Last Wednesday I made a feeble attempt at creating a parody of MTV’s Cribs around the Excavation Shed at Vindolanda. If you don’t know what Cribs is, basically it’s a show where celebrities tour a camera crew around their grandiose homes. Here’s the first and only clip I succeeded in making before deciding I couldn’t get through an entire tour without laughing (watch Beth in the background).
And so I’ve created a written version for you.
I’ll start off with an exterior view of the shed’s entrance, which is finished in a nice deep mahogany stain and stands very strong against adverse weather conditions.
As you can see below, the interior has been thoughtfully decked out with timber planks all around for a cabin-esque feel, and let me tell you, when it’s pouring outside this room serves as an incredibly warm and cozy refuge. It houses many things, including our bags, our biscuits and our tea.
At the very back through these rustic French doors is the post excavation area. Here, a group of lovely people work very hard to ensure that every artifact that comes though (mostly pottery and animal bone and a few iron nails) is properly cleaned and catalogued before being shipped off to the museum.

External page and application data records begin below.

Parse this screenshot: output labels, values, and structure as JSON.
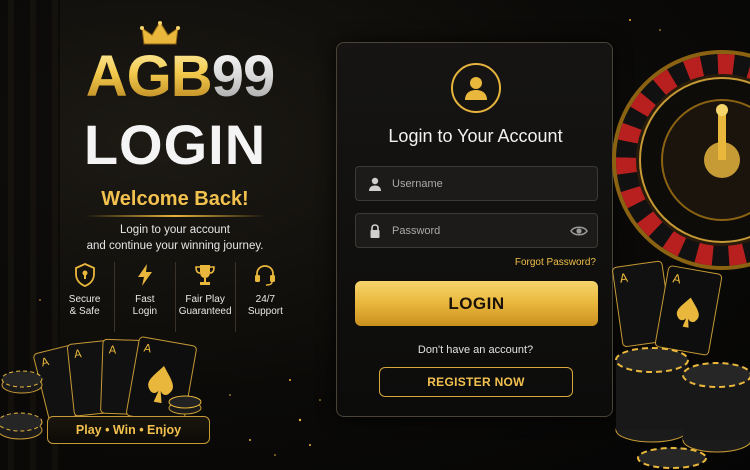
{
  "brand": {
    "logo_prefix": "AGB",
    "logo_suffix": "99",
    "page_heading": "LOGIN",
    "welcome": "Welcome Back!",
    "subtext_line1": "Login to your account",
    "subtext_line2": "and continue your winning journey.",
    "tagline": "Play • Win • Enjoy"
  },
  "features": [
    {
      "icon": "shield-check-icon",
      "label": "Secure\n& Safe"
    },
    {
      "icon": "lightning-icon",
      "label": "Fast\nLogin"
    },
    {
      "icon": "trophy-icon",
      "label": "Fair Play\nGuaranteed"
    },
    {
      "icon": "headset-icon",
      "label": "24/7\nSupport"
    }
  ],
  "login_panel": {
    "title": "Login to Your Account",
    "username_placeholder": "Username",
    "password_placeholder": "Password",
    "forgot_password": "Forgot Password?",
    "login_button": "LOGIN",
    "no_account_text": "Don't have an account?",
    "register_button": "REGISTER NOW"
  },
  "colors": {
    "gold": "#f2c14e",
    "background": "#0b0a08",
    "panel": "#161513"
  }
}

To our left is the kitchen(ish), equipped with everything you really need including: an abundance of tea mugs, an abundance of tea bags and sugar packets, one massive water urn and a smaller kettle, a microwave, a toaster and a first aid kit. This is where the magic happens, where we all collect a few times throughout the day and most importantly for our daily ritual: tea.
Lastly, in the shed is the rafter support beam which holds a variety of goods from volunteers through the years, including a hanging monkey, a pack of Alamo crackers and a kangaroo. Unfortunately, us Canadians didn’t think to bring anything to mark our place in the shed, so hopefully the contingents in the future have the foresight to do so. In the background you can also spot a lovely image of Shrek’s face.
Behind the excavation shed is the Welly storage unit holding all of our smelly rainboots, which have been passed from student to student through the years. This year, a few new pairs had to be ordered, and believe it or not, the last two only arrived today. Luckily, Beth spotted two extra pairs hiding in the excavation shed last week and so we were not forced to work in the anaerobic sludge with only our hiking boots.
Also back here is the not-very-top-secret head honcho shed, where all of the important people hang out. They’re pretty accepting of visitors though and make wonderful neighbours, and will gladly invite you inside for a chat.
Lastly, is the wonderful tool shed, the home to… our tools. It seems dull, but really it’s very important. Without any protection for our tools they’d either go missing, or be perpetually soaked. So thank you tool shed for ensuring I always have my trusty spade, and that my sponges have a chance to dry before I go to bail water out of my flooded trench in the morning.
To end off, here is a wonderful view from our moist patio overlooking the site, which is ideal for hanging out on when its not as drench as it was today.
(As a treat, here’s the second and last clip we filmed for the video version.)
Thanks for watching/reading!